Assigned task
Please reply with one number only: how many lines in the entries below contain the string "category".
::::
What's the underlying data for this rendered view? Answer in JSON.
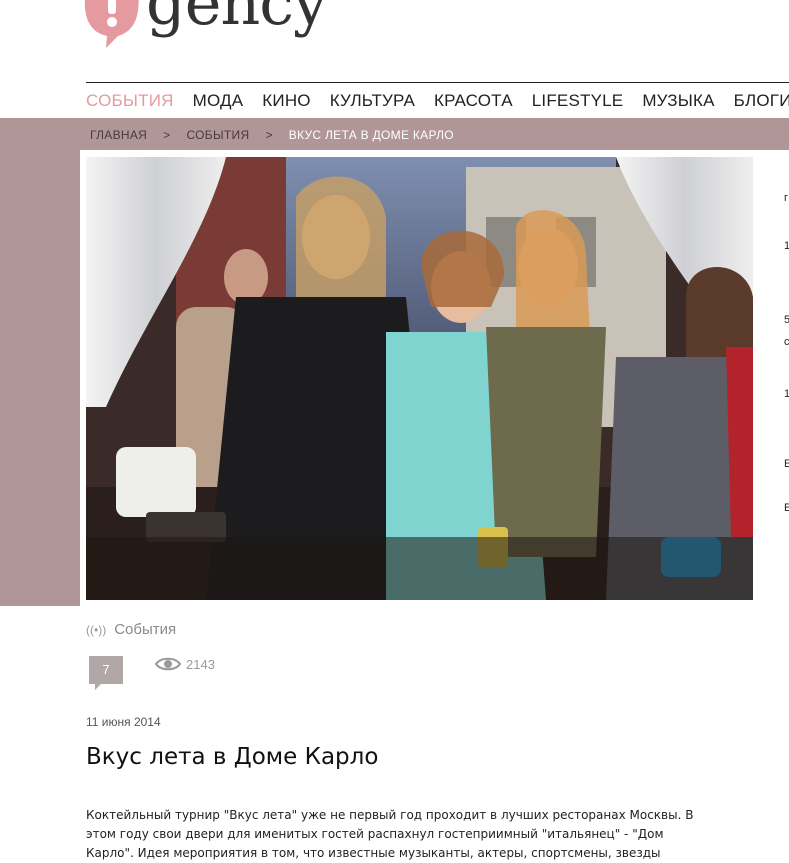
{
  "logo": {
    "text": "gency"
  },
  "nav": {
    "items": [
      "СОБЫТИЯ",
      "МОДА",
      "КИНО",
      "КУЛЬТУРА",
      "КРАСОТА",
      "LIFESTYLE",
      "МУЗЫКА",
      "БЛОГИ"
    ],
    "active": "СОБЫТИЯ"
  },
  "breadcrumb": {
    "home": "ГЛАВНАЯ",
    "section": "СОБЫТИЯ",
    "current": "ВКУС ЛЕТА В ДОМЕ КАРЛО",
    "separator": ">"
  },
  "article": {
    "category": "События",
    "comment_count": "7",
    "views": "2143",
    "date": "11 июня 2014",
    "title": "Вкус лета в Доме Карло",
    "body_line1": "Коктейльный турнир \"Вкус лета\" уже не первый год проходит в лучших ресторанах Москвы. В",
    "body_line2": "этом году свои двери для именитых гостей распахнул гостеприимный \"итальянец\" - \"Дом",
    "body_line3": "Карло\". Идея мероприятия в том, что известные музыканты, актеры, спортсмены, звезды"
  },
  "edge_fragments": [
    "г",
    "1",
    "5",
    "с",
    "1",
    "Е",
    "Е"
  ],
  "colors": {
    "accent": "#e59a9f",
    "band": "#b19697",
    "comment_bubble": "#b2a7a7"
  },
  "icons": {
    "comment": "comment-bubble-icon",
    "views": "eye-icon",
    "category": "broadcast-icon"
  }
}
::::
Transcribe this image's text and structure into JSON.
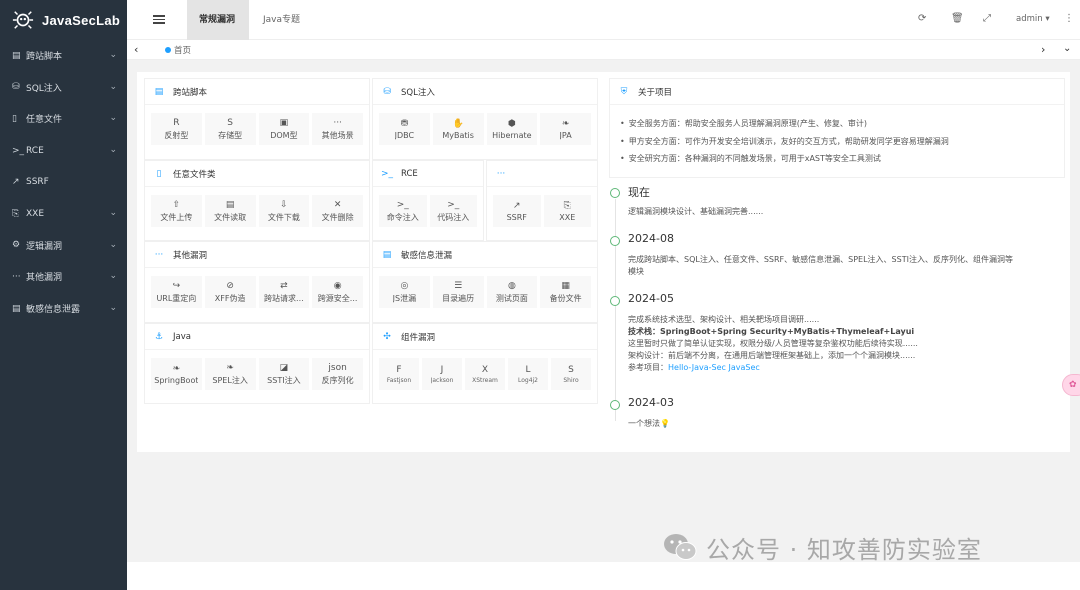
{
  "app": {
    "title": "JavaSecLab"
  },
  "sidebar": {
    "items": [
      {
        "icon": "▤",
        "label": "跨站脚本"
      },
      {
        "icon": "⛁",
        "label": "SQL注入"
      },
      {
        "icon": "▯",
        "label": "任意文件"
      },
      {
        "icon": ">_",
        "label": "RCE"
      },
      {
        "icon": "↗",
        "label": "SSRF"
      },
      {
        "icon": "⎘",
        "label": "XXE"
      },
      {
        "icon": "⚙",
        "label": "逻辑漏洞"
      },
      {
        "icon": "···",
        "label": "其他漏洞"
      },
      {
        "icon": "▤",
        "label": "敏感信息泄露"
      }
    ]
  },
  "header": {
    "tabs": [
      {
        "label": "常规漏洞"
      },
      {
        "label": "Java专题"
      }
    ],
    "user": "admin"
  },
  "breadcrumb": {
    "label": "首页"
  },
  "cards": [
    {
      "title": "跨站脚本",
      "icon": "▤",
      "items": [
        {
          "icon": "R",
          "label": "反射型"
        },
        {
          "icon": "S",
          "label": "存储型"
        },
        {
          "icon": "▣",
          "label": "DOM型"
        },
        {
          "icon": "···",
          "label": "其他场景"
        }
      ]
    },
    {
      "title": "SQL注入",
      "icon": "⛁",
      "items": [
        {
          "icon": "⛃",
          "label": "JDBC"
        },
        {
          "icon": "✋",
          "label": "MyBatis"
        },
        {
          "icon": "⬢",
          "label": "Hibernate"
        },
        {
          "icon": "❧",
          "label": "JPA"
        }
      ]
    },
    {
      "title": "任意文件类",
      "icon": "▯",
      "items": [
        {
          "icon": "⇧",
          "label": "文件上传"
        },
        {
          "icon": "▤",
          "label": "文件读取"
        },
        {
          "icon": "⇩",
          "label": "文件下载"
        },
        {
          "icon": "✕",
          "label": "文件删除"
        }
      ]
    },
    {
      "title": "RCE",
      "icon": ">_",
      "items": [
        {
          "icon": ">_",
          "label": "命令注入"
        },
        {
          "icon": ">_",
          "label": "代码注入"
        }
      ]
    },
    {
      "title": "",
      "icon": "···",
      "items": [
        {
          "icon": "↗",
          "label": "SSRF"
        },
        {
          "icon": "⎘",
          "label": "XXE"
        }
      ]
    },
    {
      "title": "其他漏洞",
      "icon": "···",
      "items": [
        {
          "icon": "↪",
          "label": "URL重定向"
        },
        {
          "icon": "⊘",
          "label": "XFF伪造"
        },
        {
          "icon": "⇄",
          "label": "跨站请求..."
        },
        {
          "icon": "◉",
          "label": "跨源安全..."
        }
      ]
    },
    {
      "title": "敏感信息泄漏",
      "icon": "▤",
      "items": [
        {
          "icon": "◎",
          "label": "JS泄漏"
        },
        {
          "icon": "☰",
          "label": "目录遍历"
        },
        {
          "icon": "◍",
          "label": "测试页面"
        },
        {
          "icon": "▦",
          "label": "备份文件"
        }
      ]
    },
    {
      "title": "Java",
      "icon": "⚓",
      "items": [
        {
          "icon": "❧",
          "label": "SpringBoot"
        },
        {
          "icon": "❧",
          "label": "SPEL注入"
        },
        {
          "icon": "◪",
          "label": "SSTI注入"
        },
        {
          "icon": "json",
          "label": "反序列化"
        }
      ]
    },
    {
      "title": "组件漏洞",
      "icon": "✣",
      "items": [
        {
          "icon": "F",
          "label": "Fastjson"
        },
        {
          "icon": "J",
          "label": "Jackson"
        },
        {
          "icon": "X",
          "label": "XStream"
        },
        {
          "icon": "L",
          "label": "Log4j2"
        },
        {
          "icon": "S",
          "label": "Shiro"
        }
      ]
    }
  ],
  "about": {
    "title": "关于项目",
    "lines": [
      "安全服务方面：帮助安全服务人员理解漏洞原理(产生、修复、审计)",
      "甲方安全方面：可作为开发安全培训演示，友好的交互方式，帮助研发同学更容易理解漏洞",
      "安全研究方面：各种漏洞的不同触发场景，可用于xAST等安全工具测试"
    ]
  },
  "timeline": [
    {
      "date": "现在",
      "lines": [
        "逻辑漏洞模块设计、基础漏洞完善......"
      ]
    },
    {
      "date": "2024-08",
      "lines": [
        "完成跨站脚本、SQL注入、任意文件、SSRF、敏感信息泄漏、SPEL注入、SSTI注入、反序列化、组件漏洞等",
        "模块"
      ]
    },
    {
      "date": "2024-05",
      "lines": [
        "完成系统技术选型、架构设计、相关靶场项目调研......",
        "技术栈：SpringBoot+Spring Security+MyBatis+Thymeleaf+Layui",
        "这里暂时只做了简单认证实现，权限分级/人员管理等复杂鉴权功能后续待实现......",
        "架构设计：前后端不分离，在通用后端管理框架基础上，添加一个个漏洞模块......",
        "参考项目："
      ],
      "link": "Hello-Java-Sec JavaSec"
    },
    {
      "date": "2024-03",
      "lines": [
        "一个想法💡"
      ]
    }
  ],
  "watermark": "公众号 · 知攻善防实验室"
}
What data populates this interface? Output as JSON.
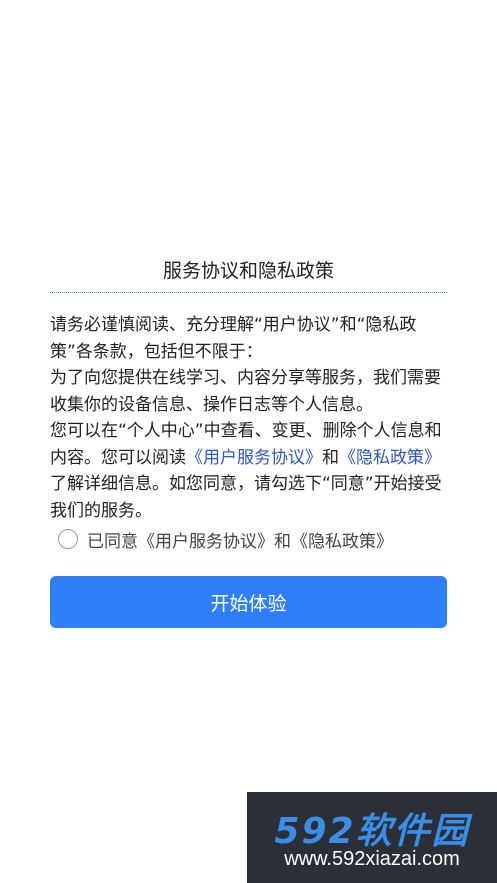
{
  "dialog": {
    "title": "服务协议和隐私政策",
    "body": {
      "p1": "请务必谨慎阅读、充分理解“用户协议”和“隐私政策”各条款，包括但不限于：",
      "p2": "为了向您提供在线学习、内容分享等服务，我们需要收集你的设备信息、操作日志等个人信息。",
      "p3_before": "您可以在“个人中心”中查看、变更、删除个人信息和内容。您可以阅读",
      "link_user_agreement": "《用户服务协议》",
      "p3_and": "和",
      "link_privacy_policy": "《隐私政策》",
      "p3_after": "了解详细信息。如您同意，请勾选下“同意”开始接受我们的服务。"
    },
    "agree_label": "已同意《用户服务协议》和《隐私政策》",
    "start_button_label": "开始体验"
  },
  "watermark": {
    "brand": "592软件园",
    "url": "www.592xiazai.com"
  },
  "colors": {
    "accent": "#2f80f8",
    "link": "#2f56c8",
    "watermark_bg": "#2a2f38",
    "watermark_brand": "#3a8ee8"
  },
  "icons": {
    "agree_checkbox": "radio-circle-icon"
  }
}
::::
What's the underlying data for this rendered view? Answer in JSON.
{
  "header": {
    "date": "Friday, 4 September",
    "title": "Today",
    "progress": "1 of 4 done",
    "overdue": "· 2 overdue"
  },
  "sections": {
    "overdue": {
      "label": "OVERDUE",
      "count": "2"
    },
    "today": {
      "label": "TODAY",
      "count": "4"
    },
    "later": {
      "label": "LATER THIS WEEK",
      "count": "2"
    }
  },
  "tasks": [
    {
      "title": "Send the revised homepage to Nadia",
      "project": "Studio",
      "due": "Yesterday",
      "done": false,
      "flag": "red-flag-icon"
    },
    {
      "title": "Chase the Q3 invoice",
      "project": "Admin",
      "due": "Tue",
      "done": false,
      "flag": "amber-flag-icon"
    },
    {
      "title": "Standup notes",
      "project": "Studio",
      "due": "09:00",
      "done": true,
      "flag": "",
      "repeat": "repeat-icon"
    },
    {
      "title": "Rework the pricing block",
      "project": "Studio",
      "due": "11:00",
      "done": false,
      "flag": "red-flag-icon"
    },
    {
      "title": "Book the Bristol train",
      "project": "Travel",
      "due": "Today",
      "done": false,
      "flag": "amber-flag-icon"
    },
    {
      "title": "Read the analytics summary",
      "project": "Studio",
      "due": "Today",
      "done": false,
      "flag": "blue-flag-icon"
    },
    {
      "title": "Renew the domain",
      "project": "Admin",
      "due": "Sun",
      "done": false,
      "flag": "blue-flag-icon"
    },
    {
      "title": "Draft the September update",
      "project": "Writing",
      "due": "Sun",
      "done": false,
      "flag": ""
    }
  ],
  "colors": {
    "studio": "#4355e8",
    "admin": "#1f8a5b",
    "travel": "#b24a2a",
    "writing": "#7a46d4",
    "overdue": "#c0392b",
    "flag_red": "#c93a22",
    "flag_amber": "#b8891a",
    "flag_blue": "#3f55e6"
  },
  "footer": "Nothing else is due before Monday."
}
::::
Result for this exercise
2